### Recorded data
========
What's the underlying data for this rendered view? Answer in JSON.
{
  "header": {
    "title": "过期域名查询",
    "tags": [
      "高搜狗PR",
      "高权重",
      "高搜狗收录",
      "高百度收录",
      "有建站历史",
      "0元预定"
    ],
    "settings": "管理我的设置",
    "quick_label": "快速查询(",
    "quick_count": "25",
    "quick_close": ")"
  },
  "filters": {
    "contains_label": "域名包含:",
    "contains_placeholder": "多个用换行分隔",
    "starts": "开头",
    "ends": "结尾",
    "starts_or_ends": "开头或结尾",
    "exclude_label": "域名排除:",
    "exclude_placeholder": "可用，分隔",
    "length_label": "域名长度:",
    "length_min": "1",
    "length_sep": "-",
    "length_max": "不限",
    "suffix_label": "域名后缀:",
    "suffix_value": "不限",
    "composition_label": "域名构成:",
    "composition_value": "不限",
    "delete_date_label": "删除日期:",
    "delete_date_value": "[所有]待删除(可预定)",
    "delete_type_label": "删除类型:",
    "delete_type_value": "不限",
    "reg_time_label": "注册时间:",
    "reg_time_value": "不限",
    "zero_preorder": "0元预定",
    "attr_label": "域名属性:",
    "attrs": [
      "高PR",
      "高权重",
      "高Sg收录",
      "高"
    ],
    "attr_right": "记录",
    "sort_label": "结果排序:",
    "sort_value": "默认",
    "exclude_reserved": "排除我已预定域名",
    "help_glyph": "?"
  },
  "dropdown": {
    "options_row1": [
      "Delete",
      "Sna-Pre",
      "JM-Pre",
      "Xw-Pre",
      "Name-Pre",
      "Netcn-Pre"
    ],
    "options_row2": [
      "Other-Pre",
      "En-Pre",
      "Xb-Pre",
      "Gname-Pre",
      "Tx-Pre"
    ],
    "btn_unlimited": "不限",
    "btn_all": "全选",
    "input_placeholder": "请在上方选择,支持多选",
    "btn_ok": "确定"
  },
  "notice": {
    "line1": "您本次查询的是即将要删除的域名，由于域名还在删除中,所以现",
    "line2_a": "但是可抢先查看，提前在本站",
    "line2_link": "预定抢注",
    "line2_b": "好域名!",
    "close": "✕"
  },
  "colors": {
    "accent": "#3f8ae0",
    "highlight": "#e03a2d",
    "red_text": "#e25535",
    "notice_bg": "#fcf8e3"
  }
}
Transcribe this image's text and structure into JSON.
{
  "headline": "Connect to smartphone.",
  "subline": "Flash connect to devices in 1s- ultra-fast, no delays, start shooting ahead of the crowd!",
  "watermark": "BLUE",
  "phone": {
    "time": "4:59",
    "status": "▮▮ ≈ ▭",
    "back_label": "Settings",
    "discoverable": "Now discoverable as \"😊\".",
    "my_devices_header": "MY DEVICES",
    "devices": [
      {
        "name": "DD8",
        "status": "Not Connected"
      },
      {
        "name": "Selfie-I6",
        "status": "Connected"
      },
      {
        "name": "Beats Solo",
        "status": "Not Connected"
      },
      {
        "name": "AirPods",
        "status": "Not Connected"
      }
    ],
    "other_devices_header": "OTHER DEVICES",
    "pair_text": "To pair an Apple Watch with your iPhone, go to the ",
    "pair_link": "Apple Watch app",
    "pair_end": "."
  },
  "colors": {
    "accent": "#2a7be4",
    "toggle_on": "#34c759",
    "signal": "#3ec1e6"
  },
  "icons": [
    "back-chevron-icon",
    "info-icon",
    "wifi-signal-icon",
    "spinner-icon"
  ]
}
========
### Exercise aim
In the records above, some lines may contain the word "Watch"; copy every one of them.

### Reply to the exercise
    "pair_text": "To pair an Apple Watch with your iPhone, go to the ",
    "pair_link": "Apple Watch app",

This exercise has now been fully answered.